By Ian Simpson
WASHINGTON (Reuters) - District of Columbia city council member Muriel Bowser swept to victory over scandal-tainted Mayor Vincent Gray in the U.S. capital's crowded Democratic Party primary early on Wednesday.
Winning the eight-candidate Democratic primary is seen as tantamount to taking the general election in a city that is heavily Democratic. Turnout was low, at 20 percent.
Gray conceded defeat around 12 a.m. EDT (0400 GMT) as election results showed Bowser ahead 44 percent to 33 percent, with 127 of 143 precincts reporting.
"God bless you, and let's go to work," Bowser, a city council member for the past seven years, told cheering supporters.
In the November election, Bowser will face David Catania, an openly gay independent member of the city council who is seen as the strongest challenger. Catania is a former Republican who has backed liberal causes since leaving the party in 2004.

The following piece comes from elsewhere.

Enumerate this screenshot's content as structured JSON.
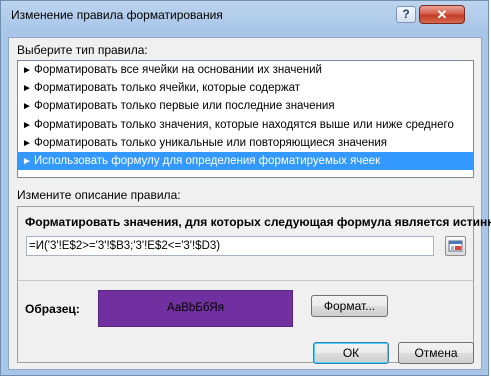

Polls had shown Bowser, who helped manage Adrian Fenty's successful 2006 mayoral campaign, in a tight race with Gray, who presided over an economic boom and surging population in the U.S. capital.
Gray's re-election campaign was dogged by questions stemming from the financing of his 2010 primary victory over Fenty. Three of his former officials have pleaded guilty to federal campaign financing charges.
Gray, the former head of the city's Human Services Department, has denied any wrongdoing.
Bowser, 41, had worked for local government in suburban Montgomery County and was elected to the council in 2007. Her main legislative accomplishment has been creation of an ethics commission, and she was endorsed by the Washington Post.
Bowser had argued that Gray, 71, was distracted by the possibility of being indicted and it was time for a new start. She had raised $1.4 million to Gray's $1.2 million by March 24, the city's Office of Campaign Finance said.
Gray had seen his lead over Bowser vanish since Washington businessman Jeffrey Thompson, a former government contractor, pleaded guilty three weeks ago to violating campaign finance laws.
Federal prosecutors had accused Thompson of aiding Gray through a "shadow campaign" that funneled more than $660,000 through friends and relatives to Gray's 2010 election effort. Gray has denied anything illegal took place.
Thompson's plea bargain was the latest in a long line of District of Columbia scandals that include the 2008 conviction of a tax official for embezzling almost $50 million and Mayor Marion Barry's drug conviction in 1990.
In other races, District of Columbia Council Chairman Phil Mendelson had 81 percent of the vote to 18 percent for challenger Calvin Gurley. Five of 13 city council seats also were being contested.
(Additional reporting by Lacey Johnson; Editing by Scott Malone, Leslie Adler, Paul Simao, Ron Popeski and Clarence Fernandez)